Inhibition of saccade and vergence eye movements in 3D space

Olivier A. Coubard, Zoï Kapoula
2005 Journal of Vision  
Inhibitory capacity was investigated by measuring the eye movements of normal subjects asked to fixate a central point, and to suppress eye movements toward visual distracters appearing in the periphery or in depth. Eight right-handed young adults performed such a suppression or distracter task. In different conditions, the distracter could appear at 10° left or right at a distance of 20, 40, or 150 cm (calling for horizontal saccades), or in a central position far or close (calling for

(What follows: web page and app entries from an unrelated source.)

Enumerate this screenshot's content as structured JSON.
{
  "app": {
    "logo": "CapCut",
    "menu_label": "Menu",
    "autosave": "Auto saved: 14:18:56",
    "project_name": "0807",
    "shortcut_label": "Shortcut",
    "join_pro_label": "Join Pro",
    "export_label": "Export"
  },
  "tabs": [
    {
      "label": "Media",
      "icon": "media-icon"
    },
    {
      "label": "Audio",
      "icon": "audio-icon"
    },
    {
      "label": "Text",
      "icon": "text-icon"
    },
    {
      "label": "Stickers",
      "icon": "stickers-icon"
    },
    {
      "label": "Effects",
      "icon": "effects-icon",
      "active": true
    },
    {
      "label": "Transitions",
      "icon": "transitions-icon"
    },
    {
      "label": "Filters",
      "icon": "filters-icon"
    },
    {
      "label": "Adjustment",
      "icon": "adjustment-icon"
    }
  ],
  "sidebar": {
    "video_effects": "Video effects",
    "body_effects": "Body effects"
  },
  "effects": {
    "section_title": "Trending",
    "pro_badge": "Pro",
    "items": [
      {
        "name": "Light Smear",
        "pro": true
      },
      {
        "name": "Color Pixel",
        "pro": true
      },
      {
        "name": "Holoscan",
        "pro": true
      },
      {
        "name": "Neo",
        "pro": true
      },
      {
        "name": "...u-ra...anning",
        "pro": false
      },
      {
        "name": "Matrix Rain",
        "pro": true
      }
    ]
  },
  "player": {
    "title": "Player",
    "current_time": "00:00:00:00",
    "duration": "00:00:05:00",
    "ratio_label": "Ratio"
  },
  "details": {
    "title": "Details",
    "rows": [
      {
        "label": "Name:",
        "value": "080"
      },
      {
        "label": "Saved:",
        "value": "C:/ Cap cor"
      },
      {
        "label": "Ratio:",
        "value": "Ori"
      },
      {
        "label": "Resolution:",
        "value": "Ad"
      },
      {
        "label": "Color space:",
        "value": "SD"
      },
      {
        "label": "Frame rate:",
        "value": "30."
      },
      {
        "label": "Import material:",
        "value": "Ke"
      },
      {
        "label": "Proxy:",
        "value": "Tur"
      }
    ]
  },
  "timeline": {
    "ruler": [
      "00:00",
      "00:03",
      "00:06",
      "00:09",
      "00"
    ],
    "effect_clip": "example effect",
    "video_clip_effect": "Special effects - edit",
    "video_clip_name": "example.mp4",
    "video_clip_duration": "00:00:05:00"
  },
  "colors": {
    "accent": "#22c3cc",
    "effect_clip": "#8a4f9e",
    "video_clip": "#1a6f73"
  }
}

more » ... calling for convergence or divergence), or 7.5° up or down at 40 or 150 cm (calling for vertical saccades). Eye movements were recorded binocularly with an infrared light eye-movement device. Results showed that (1) suppression performance was not perfect, as the subjects still produced eye movements; (2) errors were distributed unequally in three-dimensional space, with more frequent errors toward distracters calling for convergence, or leftward and downward saccades at a close distance; (3) distracters calling for saccade suppression yielded saccades in the direction of the distracter (that we called prosaccades), and saccades directed away from it (that we called spontaneous antisaccades); (4) for vergence, only distracters calling for convergence yielded errors, which were always promovements; (5) in addition, a small convergent drift was found for convergence distracters. Differences in the errors between saccade and vergence suggest that different inhibitory mechanisms may be involved in the two systems. Spatial left/right, up/down, and close/far asymmetries are interpreted in terms of attentional biases.
doi:10.1167/5.1.1 pmid:15831062 fatcat:tkdfml4w6zgwvpcegvef73gf6y